But, since when do analysts really have a handle on the hot trends of the day. The Apple generation of the 2000s have grown up with iPods being a must-have, the Mac as a must-have College tool and now the iPhone as the it mind-share capturing device. But analysts, like most things come in all shapes and sizes and estimates, certainly for Apple, can vary wildly.

On the Computer front, expectations have risen for Apple to sell upwards of 2.8Million machines, a new record for the company. In the year ago period, that number was 2.6Million. While iPods are slowly an eroding business, another 10Million units are expected to cross hands, and the stunning growth of the iPhone business will continue with estimated sales of about 7Million units.

While Apple's been dropping prices on Macs and iPods to maintain sales and grow share, it has plenty of room to keep margins steady as the iPhone is by all accounts a profitable monster, and the launch of Snow Leopard software adds to the margin story.
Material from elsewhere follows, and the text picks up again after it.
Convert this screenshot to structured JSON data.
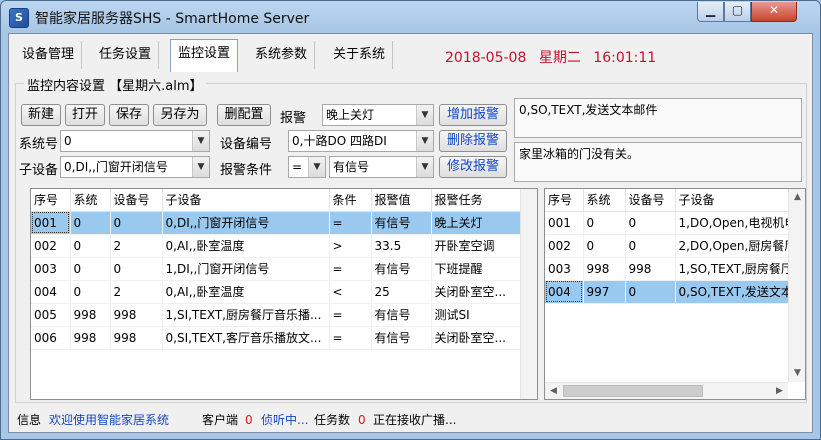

Taken altogether and the pros are calling for continued sales success at Apple.

Whether the market believes it too is the next test.

Disclosure: Author owns AAPL
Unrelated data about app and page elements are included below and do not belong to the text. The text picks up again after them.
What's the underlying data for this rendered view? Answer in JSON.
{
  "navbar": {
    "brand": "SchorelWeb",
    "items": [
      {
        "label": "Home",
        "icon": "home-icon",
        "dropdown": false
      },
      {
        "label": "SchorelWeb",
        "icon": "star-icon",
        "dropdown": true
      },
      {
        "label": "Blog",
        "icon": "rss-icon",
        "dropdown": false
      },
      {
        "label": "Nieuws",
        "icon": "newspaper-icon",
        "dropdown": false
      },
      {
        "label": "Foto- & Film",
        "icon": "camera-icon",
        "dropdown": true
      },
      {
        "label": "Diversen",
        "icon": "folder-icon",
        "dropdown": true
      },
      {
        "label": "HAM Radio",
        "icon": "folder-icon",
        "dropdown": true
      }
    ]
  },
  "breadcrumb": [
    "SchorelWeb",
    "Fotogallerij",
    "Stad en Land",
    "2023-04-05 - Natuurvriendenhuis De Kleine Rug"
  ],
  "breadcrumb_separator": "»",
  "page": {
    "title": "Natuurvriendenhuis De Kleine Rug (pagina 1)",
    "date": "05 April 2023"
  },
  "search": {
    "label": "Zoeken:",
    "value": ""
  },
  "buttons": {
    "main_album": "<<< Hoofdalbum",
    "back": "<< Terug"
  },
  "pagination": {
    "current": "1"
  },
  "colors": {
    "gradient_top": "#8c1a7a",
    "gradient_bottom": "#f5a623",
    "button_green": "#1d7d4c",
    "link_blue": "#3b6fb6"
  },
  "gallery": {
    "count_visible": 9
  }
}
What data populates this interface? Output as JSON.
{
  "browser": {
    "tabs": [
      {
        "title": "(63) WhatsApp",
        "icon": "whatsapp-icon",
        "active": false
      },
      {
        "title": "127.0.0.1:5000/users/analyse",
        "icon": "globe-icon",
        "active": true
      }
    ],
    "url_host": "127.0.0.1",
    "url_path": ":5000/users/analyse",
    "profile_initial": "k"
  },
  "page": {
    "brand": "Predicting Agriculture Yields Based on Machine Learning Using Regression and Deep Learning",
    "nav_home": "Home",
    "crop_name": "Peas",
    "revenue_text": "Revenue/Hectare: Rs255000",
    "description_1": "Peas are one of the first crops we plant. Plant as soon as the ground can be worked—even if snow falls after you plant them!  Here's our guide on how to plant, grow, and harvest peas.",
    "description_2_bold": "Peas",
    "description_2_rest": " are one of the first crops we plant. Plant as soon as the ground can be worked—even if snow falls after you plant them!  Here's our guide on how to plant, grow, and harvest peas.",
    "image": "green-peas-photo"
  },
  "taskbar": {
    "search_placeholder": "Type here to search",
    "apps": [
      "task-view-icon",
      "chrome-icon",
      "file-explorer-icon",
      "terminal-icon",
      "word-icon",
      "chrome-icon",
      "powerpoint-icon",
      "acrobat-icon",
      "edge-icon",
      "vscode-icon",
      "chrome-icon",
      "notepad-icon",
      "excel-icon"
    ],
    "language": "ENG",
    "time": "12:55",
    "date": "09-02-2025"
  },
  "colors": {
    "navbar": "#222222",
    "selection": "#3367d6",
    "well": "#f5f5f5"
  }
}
05 October, 2009

Banks are Gold, according to Goldman

Goldman Sachs (GS), long the darling (and jealously-driven scorn) of Wall St. just gave an emphatic gift to all its rivals by declaring the American financial system is a worthwhile investment. With its own shares more than doubling year-to-date Goldman gave its investing clientele the go-ahead to purchase other large banks, sending financial shares higher today and leading the market to gains or just about 1%.

By claiming large banks will outperform regional banks, Goldman spawned gains of between 2 and 6% for the major financial institutions. Despite the shot of love Goldman has thrown the financial companies, it finds itself battling one hell of a PR campaign on the topic of excessive bonuses. The company was looked at with balking eyes as it reported near record profits and bonus levels in the first half of this year, a year only one removed from the biggest financial and market failure since the Great Depression.

Perhaps Goldman wants to set the mood, favourable for all banks and it turn for itself. Since there's no shortage of politics now in finance, by giving an agreeable nod to the upcoming performances of the major banks, it'll soften the political blow when Goldman reports another record quarterly profit and annual bonus numbers that draft everyone else on the street.

The company is known for its shredding and fleecing of most it does business with, and a recent report showcased that Goldman receives $1Billion if the institution CIT fails, and price tag that would cost taxpayers $2.3Billion will do nothing to change that reputation. The well publicized bailout of AIG during the meat of the financial crisis, of which Goldman Sachs was one counter-party reportedly receiving billions of then federal dollars is just another such example.

But isn't that exactly what you want from an Investment Bank? To be the smartest group of guys in the room? I'd say so, and despite any public or political backlash over bonuses, Goldman is on tap to report another golden quarter. And that's something worth owning.

Disclosure: Author owns GS